» WORK INSTRUCTIONS: Which lines of the entries hold the string "يارب"? Copy each one.

» RECORDED INFORMATION:
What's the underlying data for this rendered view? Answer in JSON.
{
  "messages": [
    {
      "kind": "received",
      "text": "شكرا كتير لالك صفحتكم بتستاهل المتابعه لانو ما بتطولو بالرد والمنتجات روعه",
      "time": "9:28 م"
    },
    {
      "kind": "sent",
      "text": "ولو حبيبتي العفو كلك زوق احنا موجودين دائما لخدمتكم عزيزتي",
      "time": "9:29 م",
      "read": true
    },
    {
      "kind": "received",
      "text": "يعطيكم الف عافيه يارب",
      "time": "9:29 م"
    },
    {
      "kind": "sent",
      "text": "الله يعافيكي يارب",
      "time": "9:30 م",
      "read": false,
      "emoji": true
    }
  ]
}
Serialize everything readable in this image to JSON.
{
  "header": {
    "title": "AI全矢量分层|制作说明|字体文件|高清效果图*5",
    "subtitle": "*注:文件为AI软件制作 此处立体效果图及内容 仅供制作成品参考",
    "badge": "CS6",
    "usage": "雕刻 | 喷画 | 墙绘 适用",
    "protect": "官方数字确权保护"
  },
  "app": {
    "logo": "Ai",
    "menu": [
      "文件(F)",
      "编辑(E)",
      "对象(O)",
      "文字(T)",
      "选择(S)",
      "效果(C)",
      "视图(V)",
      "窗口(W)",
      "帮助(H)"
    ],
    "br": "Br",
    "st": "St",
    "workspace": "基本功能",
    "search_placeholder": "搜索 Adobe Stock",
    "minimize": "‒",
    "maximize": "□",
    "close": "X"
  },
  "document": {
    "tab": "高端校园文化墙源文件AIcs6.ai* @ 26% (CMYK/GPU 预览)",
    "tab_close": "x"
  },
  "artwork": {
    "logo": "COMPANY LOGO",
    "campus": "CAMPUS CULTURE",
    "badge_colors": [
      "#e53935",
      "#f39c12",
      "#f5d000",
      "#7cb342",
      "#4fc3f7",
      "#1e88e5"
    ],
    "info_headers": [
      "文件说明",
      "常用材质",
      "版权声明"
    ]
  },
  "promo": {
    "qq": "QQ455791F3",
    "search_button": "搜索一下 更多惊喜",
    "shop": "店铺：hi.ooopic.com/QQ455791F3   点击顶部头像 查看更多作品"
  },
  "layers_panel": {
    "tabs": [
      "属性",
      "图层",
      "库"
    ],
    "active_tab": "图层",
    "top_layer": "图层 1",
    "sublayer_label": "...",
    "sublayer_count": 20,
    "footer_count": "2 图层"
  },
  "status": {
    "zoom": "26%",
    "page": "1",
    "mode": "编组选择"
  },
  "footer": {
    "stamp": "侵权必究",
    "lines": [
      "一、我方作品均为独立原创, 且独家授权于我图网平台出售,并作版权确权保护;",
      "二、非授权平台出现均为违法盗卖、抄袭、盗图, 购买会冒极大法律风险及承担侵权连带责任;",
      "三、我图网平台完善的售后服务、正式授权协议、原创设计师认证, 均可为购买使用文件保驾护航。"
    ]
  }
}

» OUTPUT BELOW:
      "text": "يعطيكم الف عافيه يارب",
      "text": "الله يعافيكي يارب",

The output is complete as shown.